+++ TASK DATA +++

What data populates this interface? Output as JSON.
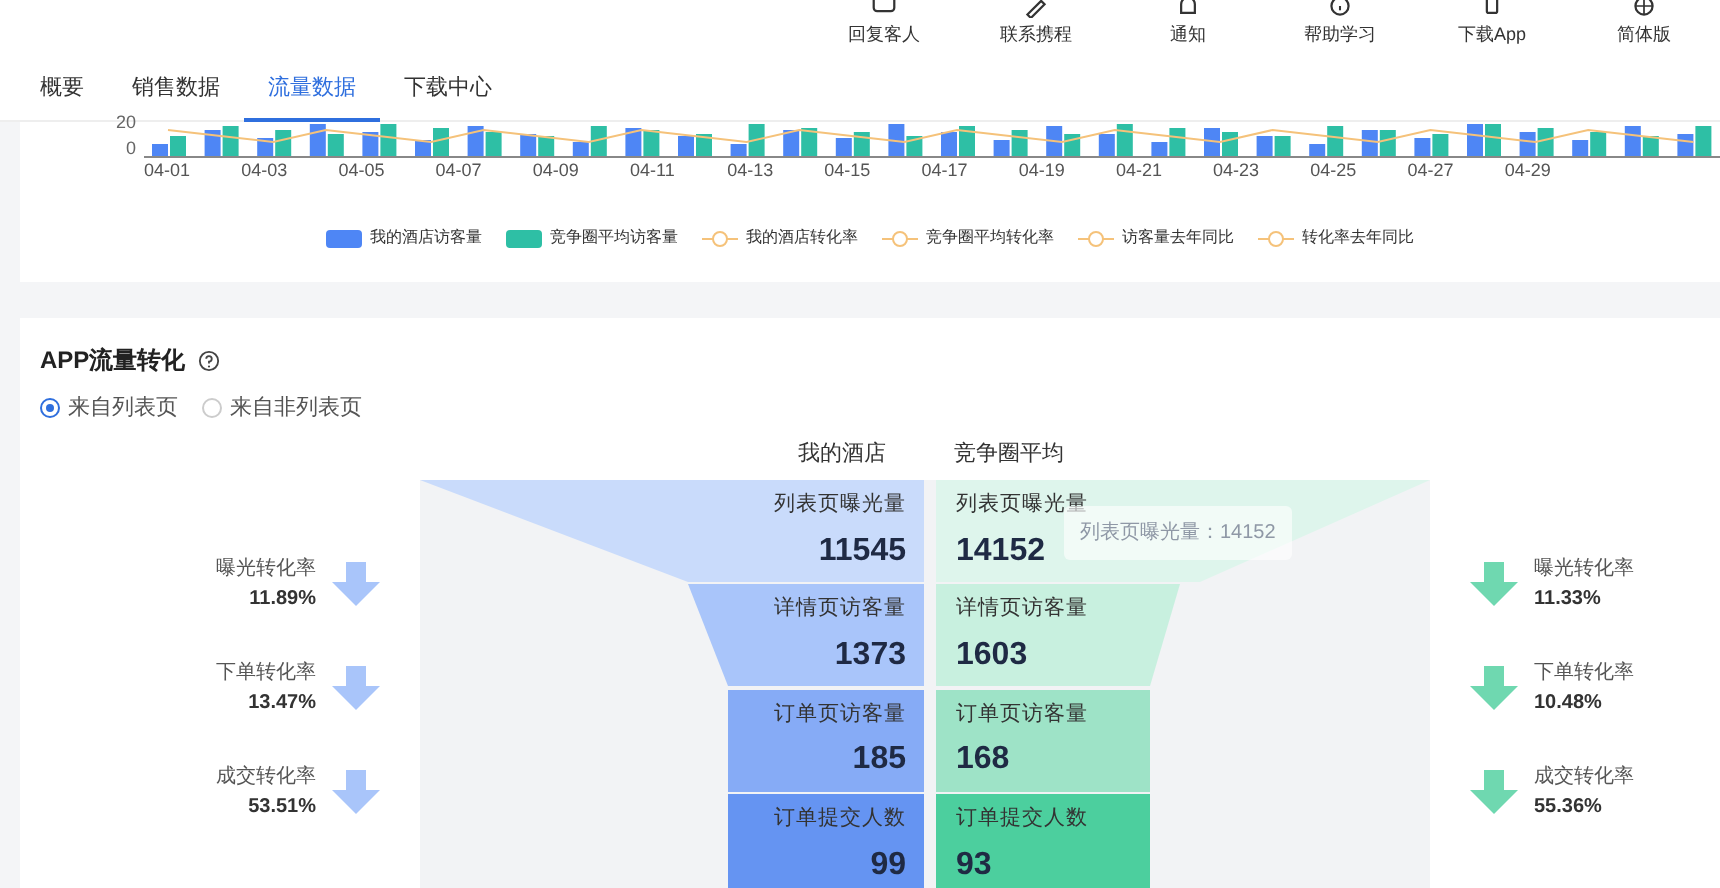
{
  "header": {
    "nav": [
      {
        "label": "回复客人"
      },
      {
        "label": "联系携程"
      },
      {
        "label": "通知"
      },
      {
        "label": "帮助学习"
      },
      {
        "label": "下载App"
      },
      {
        "label": "简体版"
      }
    ]
  },
  "tabs": [
    {
      "label": "概要",
      "selected": false
    },
    {
      "label": "销售数据",
      "selected": false
    },
    {
      "label": "流量数据",
      "selected": true
    },
    {
      "label": "下载中心",
      "selected": false
    }
  ],
  "traffic_chart": {
    "y_ticks": [
      "20",
      "0"
    ],
    "x_labels": [
      "04-01",
      "04-03",
      "04-05",
      "04-07",
      "04-09",
      "04-11",
      "04-13",
      "04-15",
      "04-17",
      "04-19",
      "04-21",
      "04-23",
      "04-25",
      "04-27",
      "04-29"
    ],
    "legend": [
      {
        "label": "我的酒店访客量",
        "kind": "bar",
        "color": "#4e86f5"
      },
      {
        "label": "竞争圈平均访客量",
        "kind": "bar",
        "color": "#2ebfa5"
      },
      {
        "label": "我的酒店转化率",
        "kind": "line",
        "color": "#f5c27a"
      },
      {
        "label": "竞争圈平均转化率",
        "kind": "line",
        "color": "#f5c27a"
      },
      {
        "label": "访客量去年同比",
        "kind": "line",
        "color": "#f5c27a"
      },
      {
        "label": "转化率去年同比",
        "kind": "line",
        "color": "#f5c27a"
      }
    ]
  },
  "conversion": {
    "title": "APP流量转化",
    "sources": [
      {
        "label": "来自列表页",
        "selected": true
      },
      {
        "label": "来自非列表页",
        "selected": false
      }
    ],
    "columns": [
      "我的酒店",
      "竞争圈平均"
    ],
    "stages": [
      {
        "mine_label": "列表页曝光量",
        "mine": "11545",
        "competitor_label": "列表页曝光量",
        "competitor": "14152"
      },
      {
        "mine_label": "详情页访客量",
        "mine": "1373",
        "competitor_label": "详情页访客量",
        "competitor": "1603"
      },
      {
        "mine_label": "订单页访客量",
        "mine": "185",
        "competitor_label": "订单页访客量",
        "competitor": "168"
      },
      {
        "mine_label": "订单提交人数",
        "mine": "99",
        "competitor_label": "订单提交人数",
        "competitor": "93"
      }
    ],
    "my_rates": [
      {
        "label": "曝光转化率",
        "value": "11.89%"
      },
      {
        "label": "下单转化率",
        "value": "13.47%"
      },
      {
        "label": "成交转化率",
        "value": "53.51%"
      }
    ],
    "competitor_rates": [
      {
        "label": "曝光转化率",
        "value": "11.33%"
      },
      {
        "label": "下单转化率",
        "value": "10.48%"
      },
      {
        "label": "成交转化率",
        "value": "55.36%"
      }
    ],
    "tooltip": "列表页曝光量：14152"
  }
}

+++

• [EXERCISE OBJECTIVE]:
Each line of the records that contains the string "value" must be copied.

• [SOLUTION TO THE PROBLEM]:
        "value": "11.89%"
        "value": "13.47%"
        "value": "53.51%"
        "value": "11.33%"
        "value": "10.48%"
        "value": "55.36%"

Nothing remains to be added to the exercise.